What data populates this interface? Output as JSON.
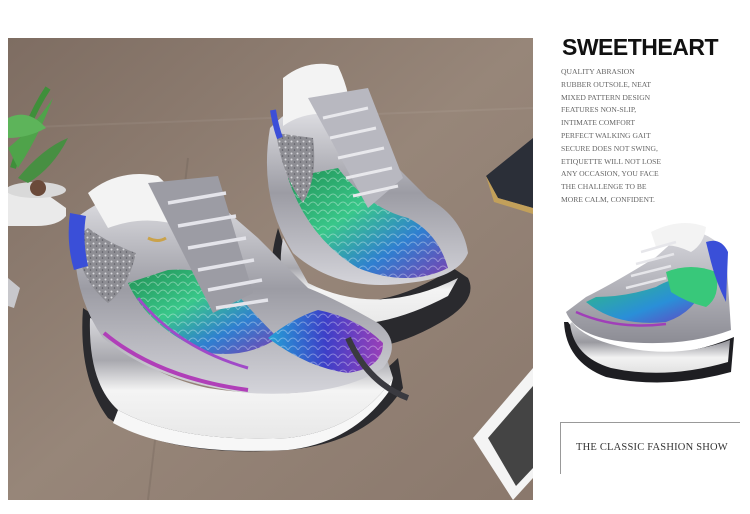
{
  "product": {
    "title": "SWEETHEART",
    "description_lines": [
      "QUALITY ABRASION",
      "RUBBER OUTSOLE, NEAT",
      "MIXED PATTERN DESIGN",
      "FEATURES NON-SLIP,",
      "INTIMATE COMFORT",
      "PERFECT WALKING GAIT",
      "SECURE DOES NOT SWING,",
      "ETIQUETTE WILL NOT LOSE",
      "ANY OCCASION, YOU FACE",
      "THE CHALLENGE TO BE",
      "MORE CALM, CONFIDENT."
    ],
    "caption": "THE CLASSIC FASHION SHOW"
  },
  "colors": {
    "floor": "#8f7d70",
    "sequin_green": "#2fb08a",
    "sequin_blue": "#3a5fd0",
    "metallic_silver": "#b8b8c0",
    "sole_white": "#f2f2f2"
  }
}
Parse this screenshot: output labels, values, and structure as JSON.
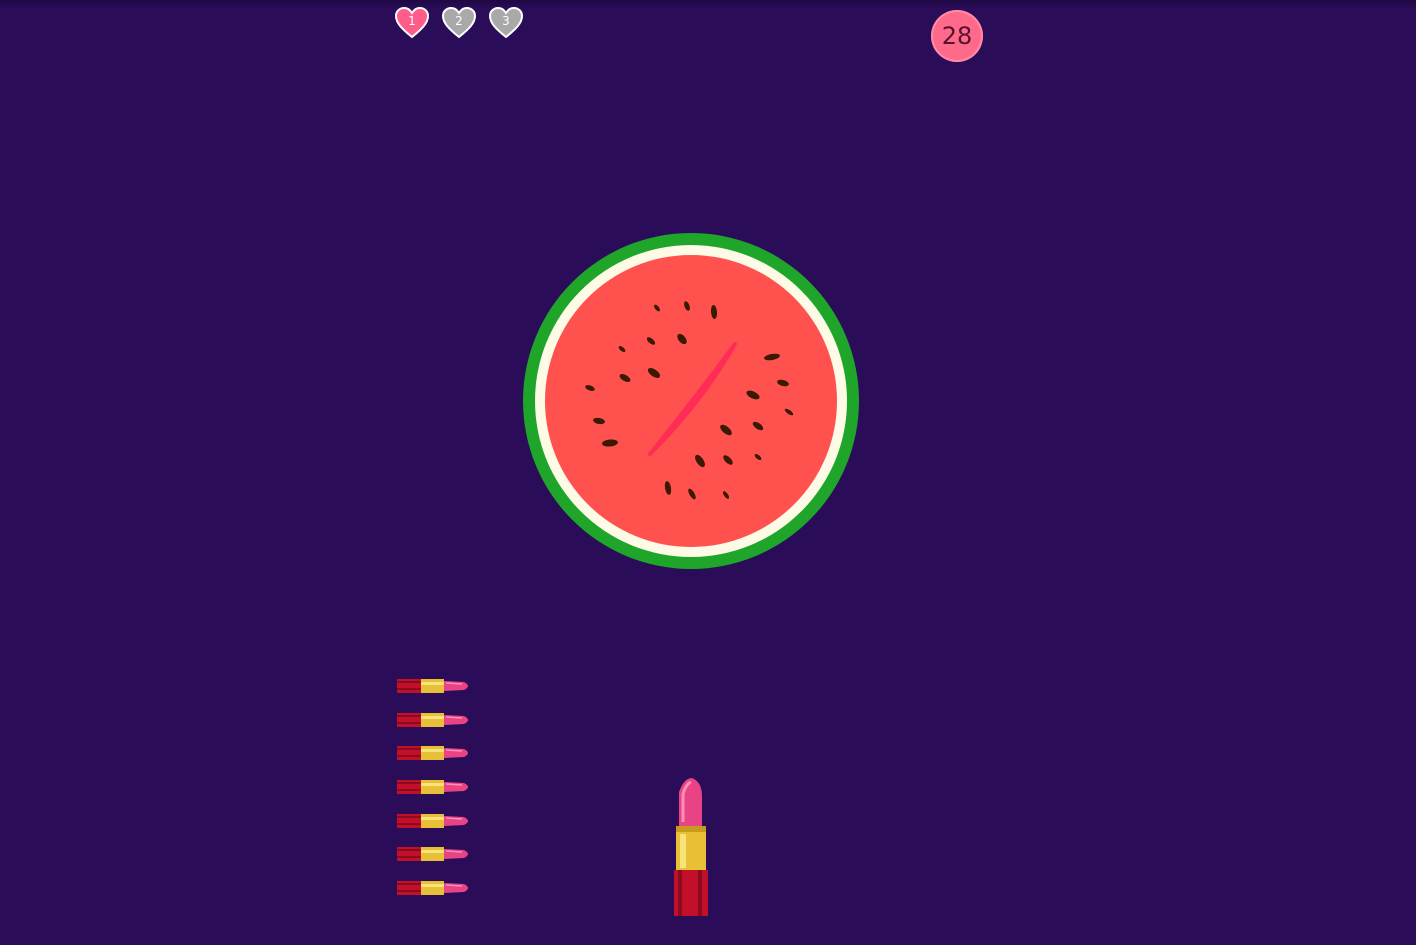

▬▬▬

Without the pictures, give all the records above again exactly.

What data populates this interface? Output as JSON.
{
  "product": {
    "title": "SWEETHEART",
    "description_lines": [
      "QUALITY ABRASION",
      "RUBBER OUTSOLE, NEAT",
      "MIXED PATTERN DESIGN",
      "FEATURES NON-SLIP,",
      "INTIMATE COMFORT",
      "PERFECT WALKING GAIT",
      "SECURE DOES NOT SWING,",
      "ETIQUETTE WILL NOT LOSE",
      "ANY OCCASION, YOU FACE",
      "THE CHALLENGE TO BE",
      "MORE CALM, CONFIDENT."
    ],
    "caption": "THE CLASSIC FASHION SHOW"
  },
  "colors": {
    "floor": "#8f7d70",
    "sequin_green": "#2fb08a",
    "sequin_blue": "#3a5fd0",
    "metallic_silver": "#b8b8c0",
    "sole_white": "#f2f2f2"
  }
}
Parse this screenshot: output labels, values, and structure as JSON.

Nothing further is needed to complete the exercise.